The colourful Greater Knapweed can be found on the Downs.
The chalk grassland cover of the Eastbourne Downland provides one of Britain's richest wildlife habitats with up to 40 plant species growing in one square metre of turf.
The thin, poor quality soil encourages slow growing plants and the long history of sheep grazing, which continues today, has led to the development of the springy turf.
The downland supports a wide variety of plants which can only survive in chalky soils and the butterflies and other insects that these plants attract.
The remaining chalk grassland on the Eastbourne Downland is now actively conserved following the decline of chalk grassland during the middle of the 20th century. This was due to increased food production and the use of pesticides and other chemicals in arable farming. Around 25% of the chalk grassland of the South Downs was lost between 1966 and 1980.
Most of the open downland along the clifftop is grazed each winter using local tenant farmers livestock. The cattle and sheep are contained in temporary enclosures with electric fencing and gates for public access.
The rare chalk grassland of the Eastbourne Downland is home to a rich variety of plants, insects and birds. If you are interested in the wildlife of the Eastbourne Downland then join our Downland Ranger for one of his Guided Walks.
Purple Orchid on the Downs.
Flowers include hairy violet, cowslip, bulbous buttercup, milkwort, birdsfoot trefoil, kidney vetch and horshoe vetch in Spring. In Summer flowers include knapweed, yellow wort, centuary, wild carrot, squinancy wort, wild thyme, marjoram and round-headed rampion.
Downland orchid species include the Early Purple, Twayblade, Common Spotted, Bee and Pyramidal Orchids.
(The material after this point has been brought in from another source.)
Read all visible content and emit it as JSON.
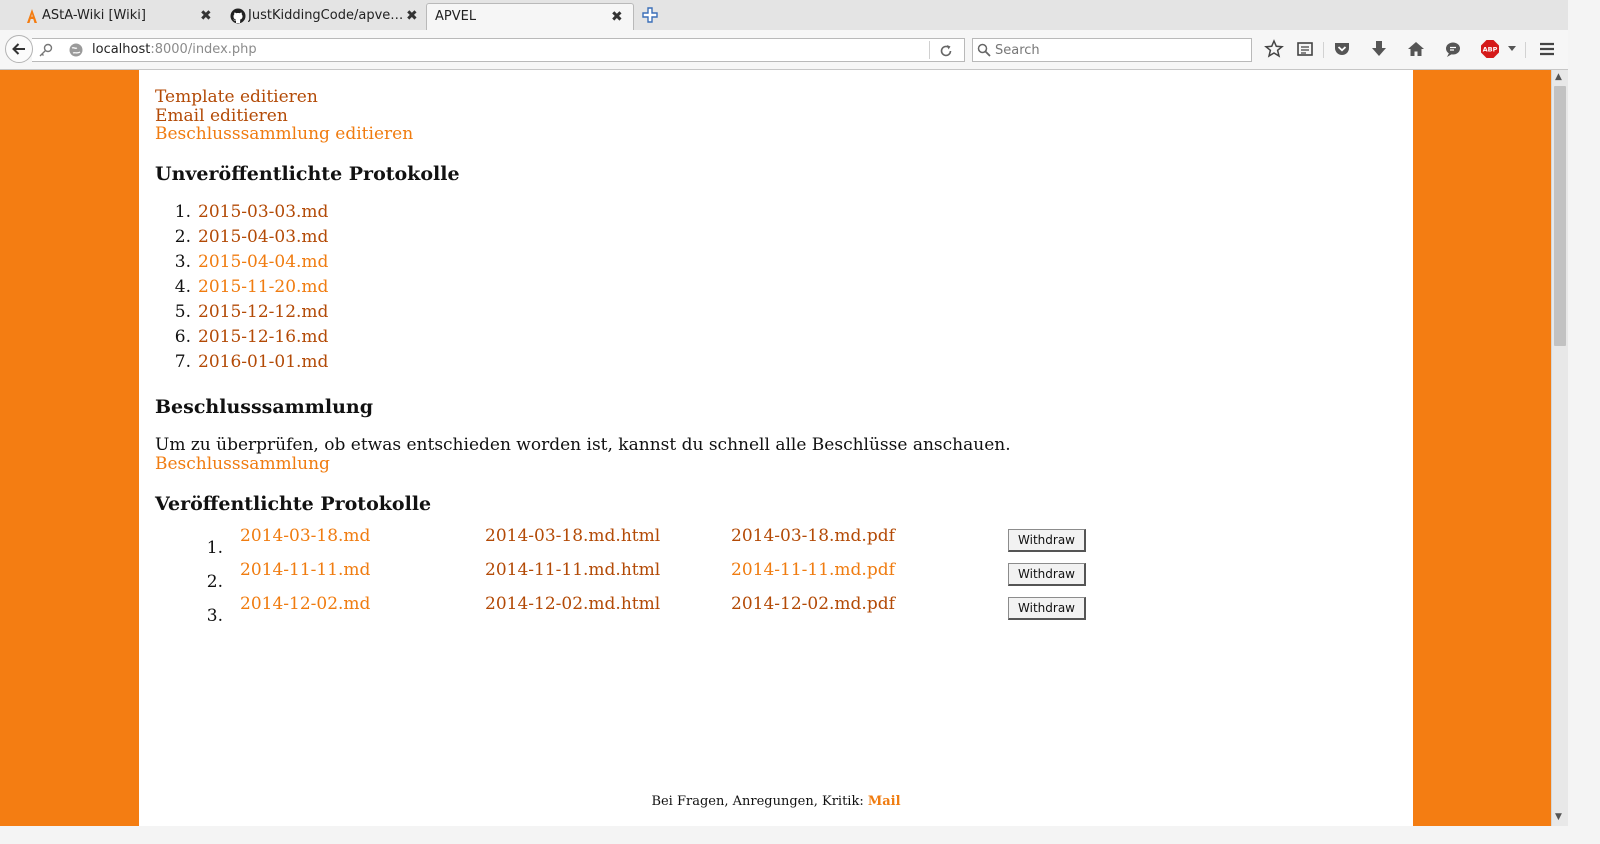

The rarer kinds of orchids are the Early Spider, Frog and Fragrant Orchids.
Spring migrant birds include Common Scoter, Whimbrel, Sandwich, Common and Arctic Terns and Bar Tailed Godwits, all flying up the Channel to return to summer breeding grounds. Meadow Pipits, Finches, Goldcrests and Firecrests can be seen amongst the gorse.
Chiffchaffs and Willow Warblers arrive in March/April with Whitethroats, Blackcaps, Redstarts, Spotted Flycatchers and Whinchats arriving later in May. Nightingales sing day and night from the undergrowth and Linnets and Yellowhammers are common.
The cliff provides an important nesting site for Herring Gulls and Fulmars as well as Jackdaws, Stock Doves and Kestrels. The Peregrine Falcon has also returned during the last decade.
Autumn migrants are also numerous thanks to a plentiful supply of elderberries and blackberries to feed upon. Lesser Whitethroats, Garden Warblers, Wheatears, Thrushes, Fieldfares and Redwings are common visitors.
The Winter is fairly quiet but the occasional Merlin or Hen Harrier can be seen swooping over the fields.
The chalk grassland provides an important habitat for butterflies.
The chalk grassland provides an important habitat for butterflies. Migrants include red admirals, painted ladies and the striking clouded yellow.
The downland also has resident colonies of butterflies, attracted by foodplants which cannot grow in any other type of soil. These include the adonis blue, the chalkhill blue and the common blue. Attracted by the coastal habitat are distinctive dark green fritillaries and marbled whites.